### PROMPT
Bring together every line in the data that includes "icon".

###

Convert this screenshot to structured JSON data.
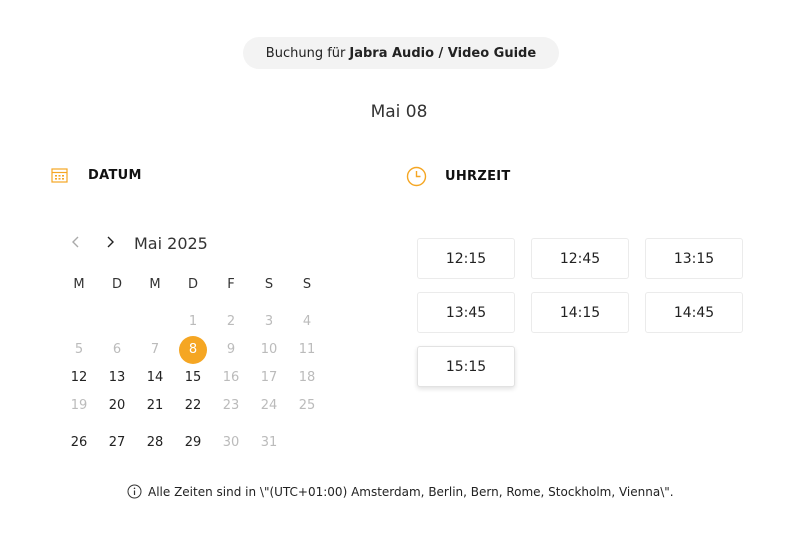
{
  "booking": {
    "prefix": "Buchung für",
    "service": "Jabra Audio / Video Guide"
  },
  "selected_date_label": "Mai 08",
  "date_section": {
    "icon": "calendar-icon",
    "label": "DATUM"
  },
  "time_section": {
    "icon": "clock-icon",
    "label": "UHRZEIT"
  },
  "calendar": {
    "prev_icon": "chevron-left-icon",
    "next_icon": "chevron-right-icon",
    "month_label": "Mai 2025",
    "weekdays": [
      "M",
      "D",
      "M",
      "D",
      "F",
      "S",
      "S"
    ],
    "weeks": [
      [
        {
          "d": ""
        },
        {
          "d": ""
        },
        {
          "d": ""
        },
        {
          "d": "1",
          "state": "disabled"
        },
        {
          "d": "2",
          "state": "disabled"
        },
        {
          "d": "3",
          "state": "disabled"
        },
        {
          "d": "4",
          "state": "disabled"
        }
      ],
      [
        {
          "d": "5",
          "state": "disabled"
        },
        {
          "d": "6",
          "state": "disabled"
        },
        {
          "d": "7",
          "state": "disabled"
        },
        {
          "d": "8",
          "state": "selected"
        },
        {
          "d": "9",
          "state": "disabled"
        },
        {
          "d": "10",
          "state": "disabled"
        },
        {
          "d": "11",
          "state": "disabled"
        }
      ],
      [
        {
          "d": "12",
          "state": "available"
        },
        {
          "d": "13",
          "state": "available"
        },
        {
          "d": "14",
          "state": "available"
        },
        {
          "d": "15",
          "state": "available"
        },
        {
          "d": "16",
          "state": "disabled"
        },
        {
          "d": "17",
          "state": "disabled"
        },
        {
          "d": "18",
          "state": "disabled"
        }
      ],
      [
        {
          "d": "19",
          "state": "disabled"
        },
        {
          "d": "20",
          "state": "available"
        },
        {
          "d": "21",
          "state": "available"
        },
        {
          "d": "22",
          "state": "available"
        },
        {
          "d": "23",
          "state": "disabled"
        },
        {
          "d": "24",
          "state": "disabled"
        },
        {
          "d": "25",
          "state": "disabled"
        }
      ],
      [
        {
          "d": "26",
          "state": "available"
        },
        {
          "d": "27",
          "state": "available"
        },
        {
          "d": "28",
          "state": "available"
        },
        {
          "d": "29",
          "state": "available"
        },
        {
          "d": "30",
          "state": "disabled"
        },
        {
          "d": "31",
          "state": "disabled"
        },
        {
          "d": ""
        }
      ]
    ]
  },
  "time_slots": [
    "12:15",
    "12:45",
    "13:15",
    "13:45",
    "14:15",
    "14:45",
    "15:15"
  ],
  "timezone_note": {
    "icon": "info-icon",
    "text": "Alle Zeiten sind in \\\"(UTC+01:00) Amsterdam, Berlin, Bern, Rome, Stockholm, Vienna\\\"."
  },
  "colors": {
    "accent": "#f5a623",
    "muted_text": "#bbbbbb",
    "pill_bg": "#f3f3f3"
  }
}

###

### ANSWER TO THIS TASK
    "icon": "calendar-icon",
    "icon": "clock-icon",
    "prev_icon": "chevron-left-icon",
    "next_icon": "chevron-right-icon",
    "icon": "info-icon",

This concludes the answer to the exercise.